Entries from a dataset of interfaces:

== == ==

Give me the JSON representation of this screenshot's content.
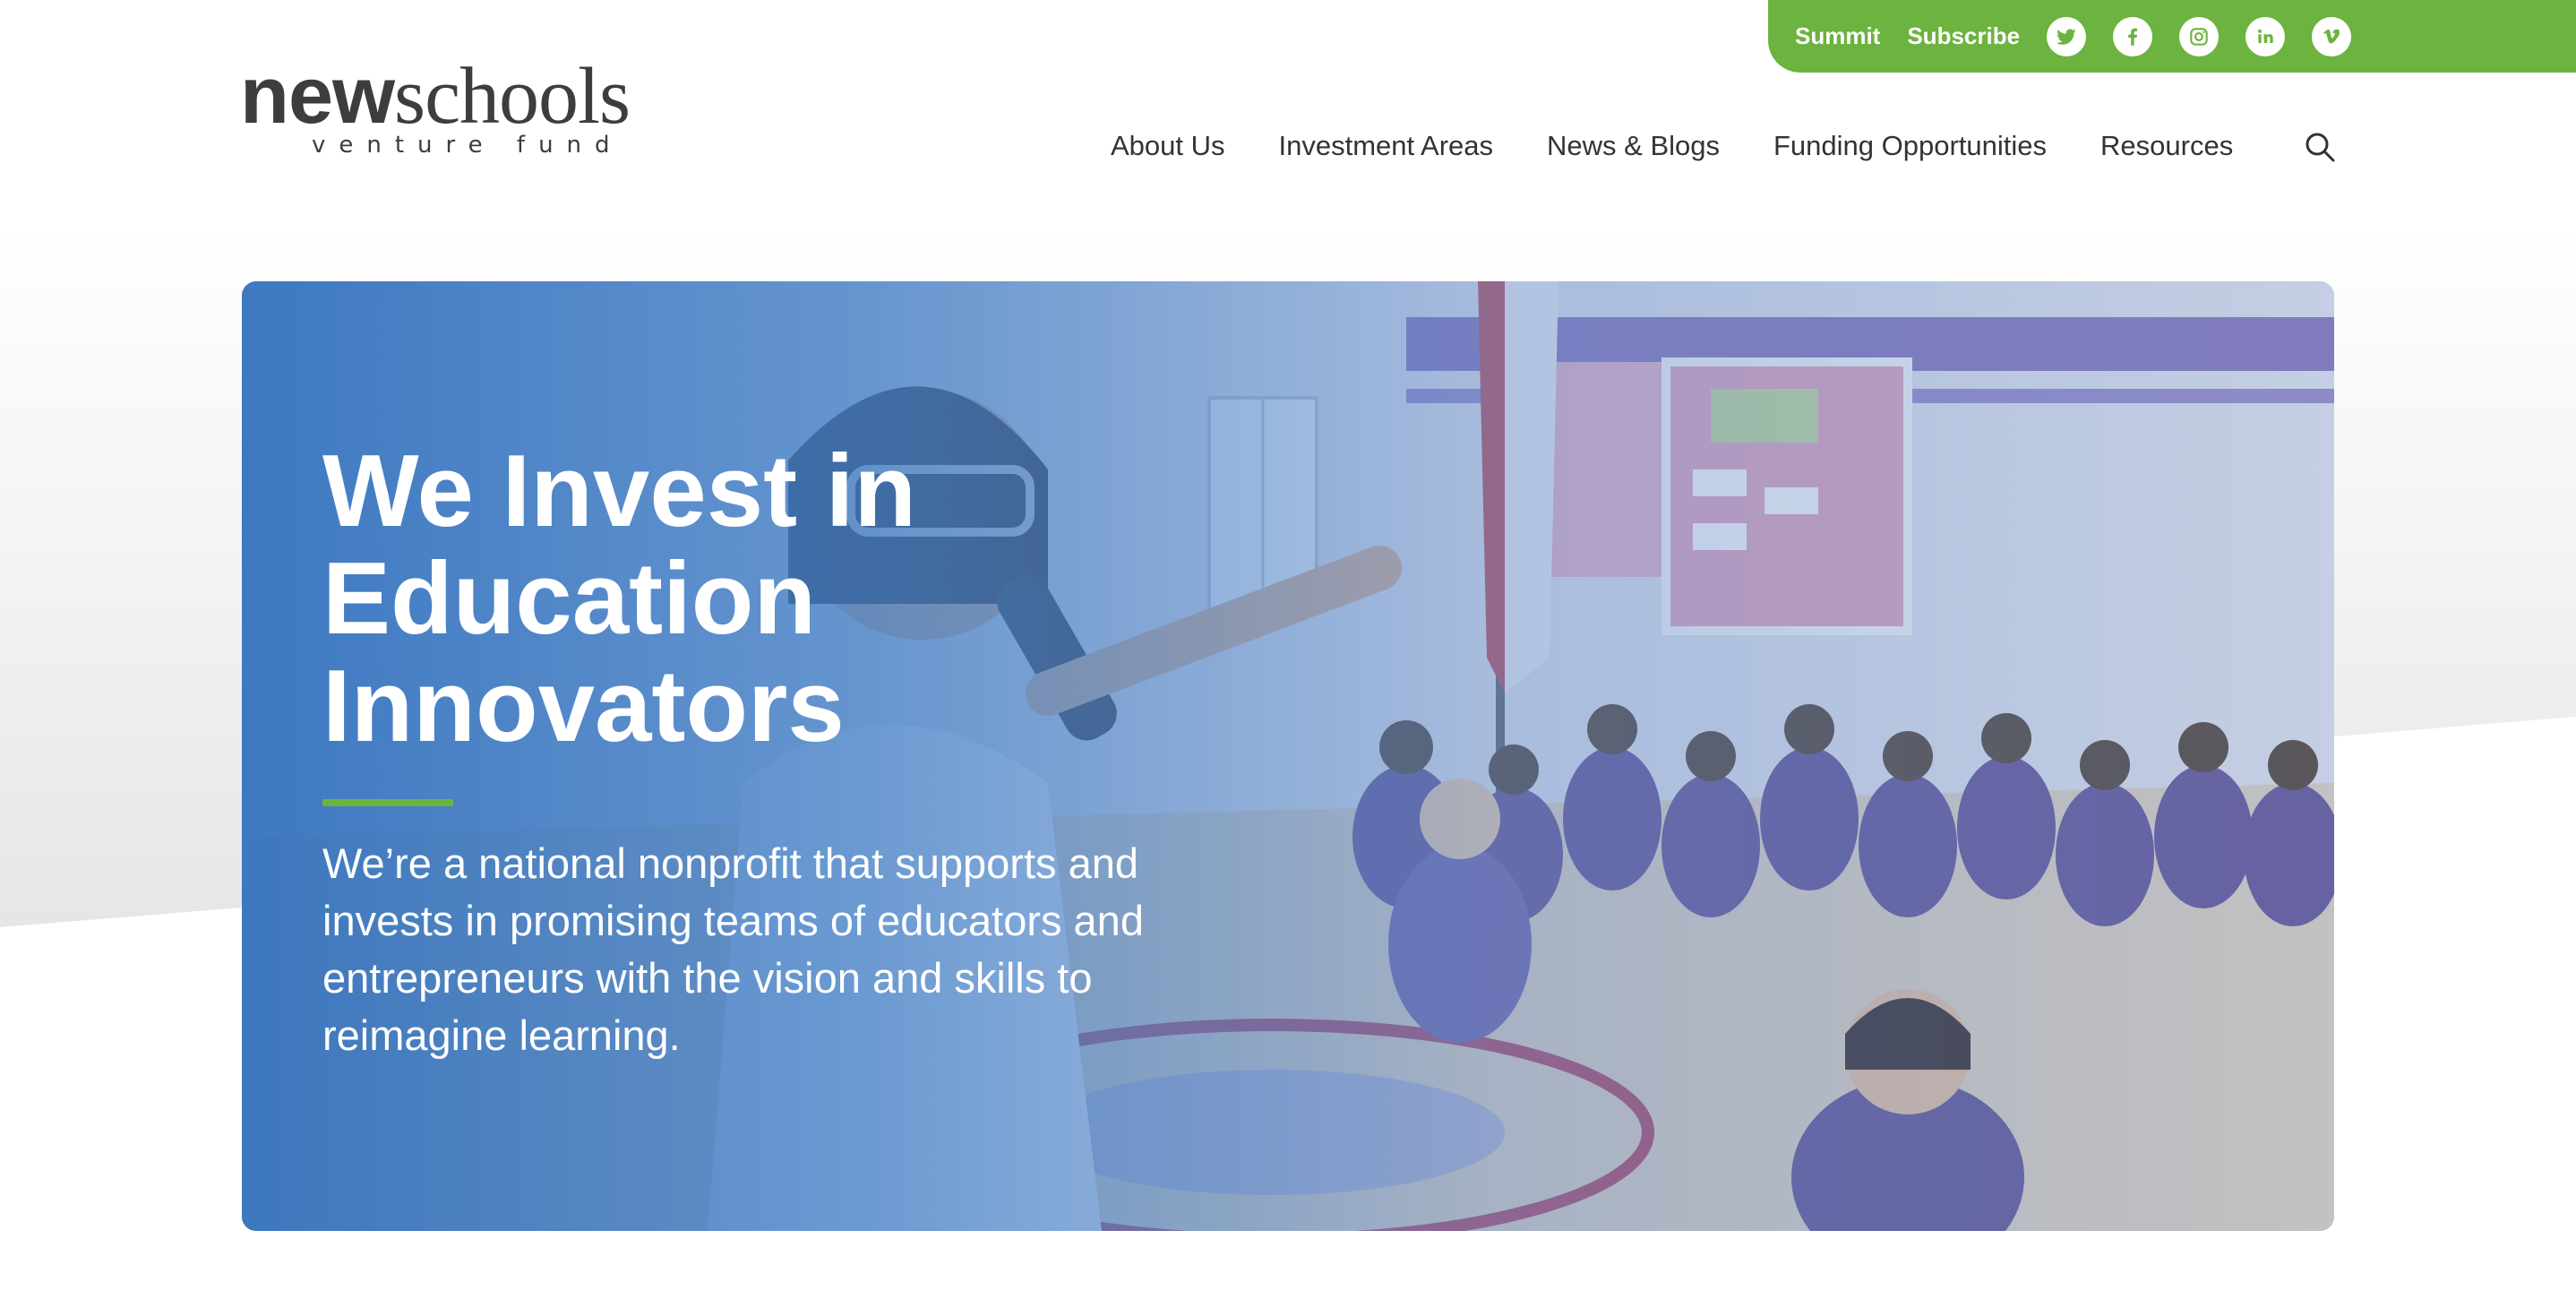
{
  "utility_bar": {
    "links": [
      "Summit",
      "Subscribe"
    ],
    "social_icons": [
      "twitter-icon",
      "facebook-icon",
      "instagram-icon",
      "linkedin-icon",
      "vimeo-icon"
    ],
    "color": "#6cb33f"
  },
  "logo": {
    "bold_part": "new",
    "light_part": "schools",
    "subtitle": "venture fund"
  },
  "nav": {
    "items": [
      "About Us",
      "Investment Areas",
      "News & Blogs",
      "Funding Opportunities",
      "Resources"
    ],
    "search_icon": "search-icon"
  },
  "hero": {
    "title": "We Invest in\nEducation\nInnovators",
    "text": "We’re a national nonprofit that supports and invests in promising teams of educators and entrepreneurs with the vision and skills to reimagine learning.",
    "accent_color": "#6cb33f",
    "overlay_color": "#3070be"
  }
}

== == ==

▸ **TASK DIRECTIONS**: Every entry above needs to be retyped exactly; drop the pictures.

▸ **REPLY**:
Give me the JSON representation of this screenshot's content.
{
  "utility_bar": {
    "links": [
      "Summit",
      "Subscribe"
    ],
    "social_icons": [
      "twitter-icon",
      "facebook-icon",
      "instagram-icon",
      "linkedin-icon",
      "vimeo-icon"
    ],
    "color": "#6cb33f"
  },
  "logo": {
    "bold_part": "new",
    "light_part": "schools",
    "subtitle": "venture fund"
  },
  "nav": {
    "items": [
      "About Us",
      "Investment Areas",
      "News & Blogs",
      "Funding Opportunities",
      "Resources"
    ],
    "search_icon": "search-icon"
  },
  "hero": {
    "title": "We Invest in\nEducation\nInnovators",
    "text": "We’re a national nonprofit that supports and invests in promising teams of educators and entrepreneurs with the vision and skills to reimagine learning.",
    "accent_color": "#6cb33f",
    "overlay_color": "#3070be"
  }
}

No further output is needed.